TF! Editorial Comment: Sustainable agriculture is a holistic term that incorporates seven dimensions of sustainability that move far beyond conventional notions of organic farming. Recognizing the "embeddedness" of farm ecosystems in the wider ecological landscape is part of this broader conception. In the article below, there is growing recognition of the benefits of small organic farms for biodiversity conservation. It is a view that promotes every farm as an opportunity for habitat improvement or conservation, moving beyond traditional conceptions of organic.
Posted on August 20, 2005 - 5:11pm :: Good News | ISD-World Affairs | Nature
By The Associated Press
August 14, 2005 | Canton Repository, USA

TF! Editorial Comment: Most, if not all cities, have massive ecological footprints that depict the amount of land appropriated to support the resource use patterns in dense urban environments. In the article below, growing environmental sensitivity (as well as energy costs) is creating new opportunities in some cities for saving energy, cutting waste and addressing questions of sustainability. It's a small beginning which may help bring more systemic thinking to urban development challenges.
Posted on August 20, 2005 - 5:10pm :: ISD-World Affairs | Economics
August 8, 2005 | All Africa

TF! Editorial Comment: Microfinance is increasingly being hailed as a solution to poverty. A recent article raised questions about viewing microfinance as a simple solution to a complex problem like poverty. As discussed in the article below, microfinance initiatives are embedded in a larger context where various non-monetary aspects help build social capital and facilitate the development process.
Posted on August 20, 2005 - 5:09pm :: ISD-World Affairs | Society
By Walden Bello*
August 05, 2005 | Cyberdyaryo, Philippines
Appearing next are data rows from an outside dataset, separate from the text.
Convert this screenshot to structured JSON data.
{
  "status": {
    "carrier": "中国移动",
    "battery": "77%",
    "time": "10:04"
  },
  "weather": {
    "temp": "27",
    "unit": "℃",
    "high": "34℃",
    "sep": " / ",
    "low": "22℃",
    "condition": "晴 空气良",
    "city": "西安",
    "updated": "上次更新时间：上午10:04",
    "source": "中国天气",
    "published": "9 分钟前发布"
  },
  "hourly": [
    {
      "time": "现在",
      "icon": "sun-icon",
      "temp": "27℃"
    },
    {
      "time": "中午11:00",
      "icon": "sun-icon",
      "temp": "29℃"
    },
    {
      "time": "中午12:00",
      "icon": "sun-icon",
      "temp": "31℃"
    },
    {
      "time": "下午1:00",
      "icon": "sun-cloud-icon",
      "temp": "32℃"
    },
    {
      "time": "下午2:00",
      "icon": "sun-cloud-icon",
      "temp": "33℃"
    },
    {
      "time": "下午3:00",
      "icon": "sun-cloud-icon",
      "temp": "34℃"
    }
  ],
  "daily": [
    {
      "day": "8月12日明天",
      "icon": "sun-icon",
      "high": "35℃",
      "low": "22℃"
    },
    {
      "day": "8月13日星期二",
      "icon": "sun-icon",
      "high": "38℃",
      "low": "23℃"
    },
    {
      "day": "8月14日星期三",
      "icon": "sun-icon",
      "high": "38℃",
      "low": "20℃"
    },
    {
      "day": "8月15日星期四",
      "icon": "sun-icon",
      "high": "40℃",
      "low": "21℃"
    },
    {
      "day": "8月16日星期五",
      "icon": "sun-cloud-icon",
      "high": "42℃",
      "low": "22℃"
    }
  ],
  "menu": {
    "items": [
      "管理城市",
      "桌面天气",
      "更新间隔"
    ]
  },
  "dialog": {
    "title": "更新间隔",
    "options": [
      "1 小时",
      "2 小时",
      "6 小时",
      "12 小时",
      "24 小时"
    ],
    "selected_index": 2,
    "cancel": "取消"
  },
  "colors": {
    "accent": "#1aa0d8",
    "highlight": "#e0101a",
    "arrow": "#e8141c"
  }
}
TF! Editorial Comment: There are more than 15 armed conflicts across the world today impacting children, communities, nation-states in cycles of violence and instability. Against this backdrop, the global peace movement, including efforts like the Global Partnership for the Prevention of Armed Conflict, is working to highlight and address the underlying and interrelated causes of conflict as a path to ultimately preventing violent conflict. In the article below, Walden Bello surveys the global and local trends and countertrends shaping the struggle for development, justice and peace.